There is a feeling of anticipation in the air, the year has started, there are so many different ideas bubbling through my mind that I feel like an excited puppy dog wagging its tail.
I’ve been playing with a wonderful piece of software called GNU Radio, more on that in a moment.
So, I have for a while been dissatisfied with the offerings of SDR software. There is lots of development going on, lots of new toys being invented and many different hives of activity in this area.
It’s not unlike the progression from reel-to-reel based radio broadcasting via VHS tape, to computers with audio files. There are lots of solutions solving specific problems, but there are also a group of solutions looking for a problem and only time will sift out which one is worth the effort.

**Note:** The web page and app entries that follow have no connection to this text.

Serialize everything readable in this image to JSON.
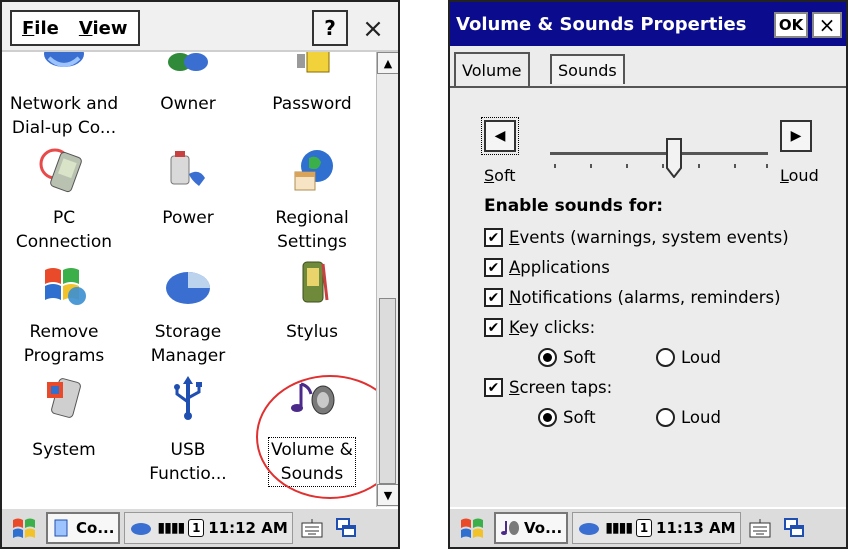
{
  "left": {
    "menu": {
      "file": "File",
      "view": "View",
      "help": "?",
      "close": "×"
    },
    "items": [
      {
        "label": "Network and\nDial-up Co...",
        "icon": "network-icon"
      },
      {
        "label": "Owner",
        "icon": "owner-icon"
      },
      {
        "label": "Password",
        "icon": "password-icon"
      },
      {
        "label": "PC\nConnection",
        "icon": "pc-connection-icon"
      },
      {
        "label": "Power",
        "icon": "power-icon"
      },
      {
        "label": "Regional\nSettings",
        "icon": "regional-settings-icon"
      },
      {
        "label": "Remove\nPrograms",
        "icon": "remove-programs-icon"
      },
      {
        "label": "Storage\nManager",
        "icon": "storage-manager-icon"
      },
      {
        "label": "Stylus",
        "icon": "stylus-icon"
      },
      {
        "label": "System",
        "icon": "system-icon"
      },
      {
        "label": "USB\nFunctio...",
        "icon": "usb-icon"
      },
      {
        "label": "Volume &\nSounds",
        "icon": "volume-sounds-icon"
      }
    ],
    "taskbar": {
      "task": "Co...",
      "one": "1",
      "time": "11:12 AM"
    }
  },
  "right": {
    "title": "Volume & Sounds Properties",
    "ok": "OK",
    "close": "×",
    "tabs": [
      "Volume",
      "Sounds"
    ],
    "slider": {
      "left_label": "Soft",
      "right_label": "Loud",
      "value_fraction": 0.57
    },
    "heading": "Enable sounds for:",
    "checkboxes": [
      {
        "label": "Events (warnings, system events)",
        "checked": true
      },
      {
        "label": "Applications",
        "checked": true
      },
      {
        "label": "Notifications (alarms, reminders)",
        "checked": true
      },
      {
        "label": "Key clicks:",
        "checked": true
      },
      {
        "label": "Screen taps:",
        "checked": true
      }
    ],
    "keyclicks": {
      "soft": "Soft",
      "loud": "Loud",
      "selected": "Soft"
    },
    "screentaps": {
      "soft": "Soft",
      "loud": "Loud",
      "selected": "Soft"
    },
    "taskbar": {
      "task": "Vo...",
      "one": "1",
      "time": "11:13 AM"
    }
  },
  "colors": {
    "titlebar": "#0b0b8e",
    "highlight_circle": "#e03030",
    "taskbar": "#dcdcdc"
  }
}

In amateur radio we deal with valves, resistors, capacitors, inductors, transistors, integrated circuits, crystals, connectors, solder and many, many different physical things.
I’m a computer guy, have been since I was in primary school. I grok computers, more-so than any aspect of anything else. Amateur radio was intended as an escape from this world, but initially to my dismay, but now to my delight, computers are making serious inroads into the hobby. Not just as peripherals that take care of logging, messaging, propagation forecasting and the like, but as integral parts of the radio. (more…)
Andy, VK5MAV will be active as VK5MAV/9 from Cato Reef, IOTA OC – 265, during 6 Days in April or May 2018.
For the full article, https://dxnews.com/vk5mav-9-cato-reef/